[Data supplied — start]

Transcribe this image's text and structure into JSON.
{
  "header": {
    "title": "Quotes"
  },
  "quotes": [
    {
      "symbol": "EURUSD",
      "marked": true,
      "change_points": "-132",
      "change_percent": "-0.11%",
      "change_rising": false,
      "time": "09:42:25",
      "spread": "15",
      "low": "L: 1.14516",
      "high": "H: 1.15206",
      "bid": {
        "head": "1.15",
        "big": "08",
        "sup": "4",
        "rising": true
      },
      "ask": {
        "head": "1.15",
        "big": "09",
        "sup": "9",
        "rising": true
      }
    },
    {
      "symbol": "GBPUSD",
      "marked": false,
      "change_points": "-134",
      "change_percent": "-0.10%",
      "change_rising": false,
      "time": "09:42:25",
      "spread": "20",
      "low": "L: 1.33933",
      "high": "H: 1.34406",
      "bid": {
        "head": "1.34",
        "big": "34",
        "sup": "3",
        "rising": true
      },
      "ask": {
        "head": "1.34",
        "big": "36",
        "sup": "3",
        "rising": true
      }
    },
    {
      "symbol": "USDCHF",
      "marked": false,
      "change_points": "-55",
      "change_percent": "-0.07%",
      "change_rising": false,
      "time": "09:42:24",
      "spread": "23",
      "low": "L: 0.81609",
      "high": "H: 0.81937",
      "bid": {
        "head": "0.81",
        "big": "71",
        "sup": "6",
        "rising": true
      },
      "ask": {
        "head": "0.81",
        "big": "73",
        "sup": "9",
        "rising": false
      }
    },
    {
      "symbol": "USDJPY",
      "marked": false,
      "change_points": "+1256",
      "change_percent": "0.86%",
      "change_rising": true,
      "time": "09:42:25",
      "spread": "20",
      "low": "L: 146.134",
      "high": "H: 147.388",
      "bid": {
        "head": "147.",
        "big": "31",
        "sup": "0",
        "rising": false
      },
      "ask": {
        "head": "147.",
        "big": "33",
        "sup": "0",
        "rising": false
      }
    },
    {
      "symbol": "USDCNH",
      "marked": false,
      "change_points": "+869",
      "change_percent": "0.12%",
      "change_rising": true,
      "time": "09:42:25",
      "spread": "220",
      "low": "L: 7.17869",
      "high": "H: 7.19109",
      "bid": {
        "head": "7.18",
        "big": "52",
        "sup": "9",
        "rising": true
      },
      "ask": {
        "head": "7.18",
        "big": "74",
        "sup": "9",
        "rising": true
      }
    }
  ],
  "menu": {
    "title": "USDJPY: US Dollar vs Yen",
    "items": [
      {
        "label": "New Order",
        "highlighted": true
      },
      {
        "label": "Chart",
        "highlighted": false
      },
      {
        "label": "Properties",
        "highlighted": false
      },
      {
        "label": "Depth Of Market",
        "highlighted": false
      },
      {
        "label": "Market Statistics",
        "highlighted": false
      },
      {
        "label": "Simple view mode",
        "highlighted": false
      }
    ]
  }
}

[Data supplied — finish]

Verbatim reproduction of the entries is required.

● **Output of the exercise**
Transcribe this image's text and structure into JSON.
{
  "header": {
    "title": "Quotes"
  },
  "quotes": [
    {
      "symbol": "EURUSD",
      "marked": true,
      "change_points": "-132",
      "change_percent": "-0.11%",
      "change_rising": false,
      "time": "09:42:25",
      "spread": "15",
      "low": "L: 1.14516",
      "high": "H: 1.15206",
      "bid": {
        "head": "1.15",
        "big": "08",
        "sup": "4",
        "rising": true
      },
      "ask": {
        "head": "1.15",
        "big": "09",
        "sup": "9",
        "rising": true
      }
    },
    {
      "symbol": "GBPUSD",
      "marked": false,
      "change_points": "-134",
      "change_percent": "-0.10%",
      "change_rising": false,
      "time": "09:42:25",
      "spread": "20",
      "low": "L: 1.33933",
      "high": "H: 1.34406",
      "bid": {
        "head": "1.34",
        "big": "34",
        "sup": "3",
        "rising": true
      },
      "ask": {
        "head": "1.34",
        "big": "36",
        "sup": "3",
        "rising": true
      }
    },
    {
      "symbol": "USDCHF",
      "marked": false,
      "change_points": "-55",
      "change_percent": "-0.07%",
      "change_rising": false,
      "time": "09:42:24",
      "spread": "23",
      "low": "L: 0.81609",
      "high": "H: 0.81937",
      "bid": {
        "head": "0.81",
        "big": "71",
        "sup": "6",
        "rising": true
      },
      "ask": {
        "head": "0.81",
        "big": "73",
        "sup": "9",
        "rising": false
      }
    },
    {
      "symbol": "USDJPY",
      "marked": false,
      "change_points": "+1256",
      "change_percent": "0.86%",
      "change_rising": true,
      "time": "09:42:25",
      "spread": "20",
      "low": "L: 146.134",
      "high": "H: 147.388",
      "bid": {
        "head": "147.",
        "big": "31",
        "sup": "0",
        "rising": false
      },
      "ask": {
        "head": "147.",
        "big": "33",
        "sup": "0",
        "rising": false
      }
    },
    {
      "symbol": "USDCNH",
      "marked": false,
      "change_points": "+869",
      "change_percent": "0.12%",
      "change_rising": true,
      "time": "09:42:25",
      "spread": "220",
      "low": "L: 7.17869",
      "high": "H: 7.19109",
      "bid": {
        "head": "7.18",
        "big": "52",
        "sup": "9",
        "rising": true
      },
      "ask": {
        "head": "7.18",
        "big": "74",
        "sup": "9",
        "rising": true
      }
    }
  ],
  "menu": {
    "title": "USDJPY: US Dollar vs Yen",
    "items": [
      {
        "label": "New Order",
        "highlighted": true
      },
      {
        "label": "Chart",
        "highlighted": false
      },
      {
        "label": "Properties",
        "highlighted": false
      },
      {
        "label": "Depth Of Market",
        "highlighted": false
      },
      {
        "label": "Market Statistics",
        "highlighted": false
      },
      {
        "label": "Simple view mode",
        "highlighted": false
      }
    ]
  }
}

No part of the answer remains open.